Brief ->
Would you return all of this data exactly, leaving nothing out?

[Interface dataset entries]
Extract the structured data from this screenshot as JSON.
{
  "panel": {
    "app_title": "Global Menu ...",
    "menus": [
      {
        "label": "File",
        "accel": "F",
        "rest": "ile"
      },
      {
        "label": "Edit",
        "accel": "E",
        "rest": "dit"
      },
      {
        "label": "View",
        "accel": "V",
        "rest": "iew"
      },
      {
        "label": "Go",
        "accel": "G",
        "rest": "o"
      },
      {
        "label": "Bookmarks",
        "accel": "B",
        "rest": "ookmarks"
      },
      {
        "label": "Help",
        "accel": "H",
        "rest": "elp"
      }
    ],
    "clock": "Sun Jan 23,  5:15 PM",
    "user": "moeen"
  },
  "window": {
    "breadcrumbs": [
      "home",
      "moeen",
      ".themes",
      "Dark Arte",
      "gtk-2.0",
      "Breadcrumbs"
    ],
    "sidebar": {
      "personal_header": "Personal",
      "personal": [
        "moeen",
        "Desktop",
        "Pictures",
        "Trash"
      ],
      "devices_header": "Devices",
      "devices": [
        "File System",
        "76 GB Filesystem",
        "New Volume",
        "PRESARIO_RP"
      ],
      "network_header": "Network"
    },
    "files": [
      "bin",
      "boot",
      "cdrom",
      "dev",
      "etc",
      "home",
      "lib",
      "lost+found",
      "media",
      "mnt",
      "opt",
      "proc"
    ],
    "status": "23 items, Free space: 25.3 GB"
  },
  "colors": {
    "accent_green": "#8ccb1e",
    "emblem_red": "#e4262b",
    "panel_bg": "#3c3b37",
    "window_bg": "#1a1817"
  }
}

Answer section ->
Extract the structured data from this screenshot as JSON.
{
  "panel": {
    "app_title": "Global Menu ...",
    "menus": [
      {
        "label": "File",
        "accel": "F",
        "rest": "ile"
      },
      {
        "label": "Edit",
        "accel": "E",
        "rest": "dit"
      },
      {
        "label": "View",
        "accel": "V",
        "rest": "iew"
      },
      {
        "label": "Go",
        "accel": "G",
        "rest": "o"
      },
      {
        "label": "Bookmarks",
        "accel": "B",
        "rest": "ookmarks"
      },
      {
        "label": "Help",
        "accel": "H",
        "rest": "elp"
      }
    ],
    "clock": "Sun Jan 23,  5:15 PM",
    "user": "moeen"
  },
  "window": {
    "breadcrumbs": [
      "home",
      "moeen",
      ".themes",
      "Dark Arte",
      "gtk-2.0",
      "Breadcrumbs"
    ],
    "sidebar": {
      "personal_header": "Personal",
      "personal": [
        "moeen",
        "Desktop",
        "Pictures",
        "Trash"
      ],
      "devices_header": "Devices",
      "devices": [
        "File System",
        "76 GB Filesystem",
        "New Volume",
        "PRESARIO_RP"
      ],
      "network_header": "Network"
    },
    "files": [
      "bin",
      "boot",
      "cdrom",
      "dev",
      "etc",
      "home",
      "lib",
      "lost+found",
      "media",
      "mnt",
      "opt",
      "proc"
    ],
    "status": "23 items, Free space: 25.3 GB"
  },
  "colors": {
    "accent_green": "#8ccb1e",
    "emblem_red": "#e4262b",
    "panel_bg": "#3c3b37",
    "window_bg": "#1a1817"
  }
}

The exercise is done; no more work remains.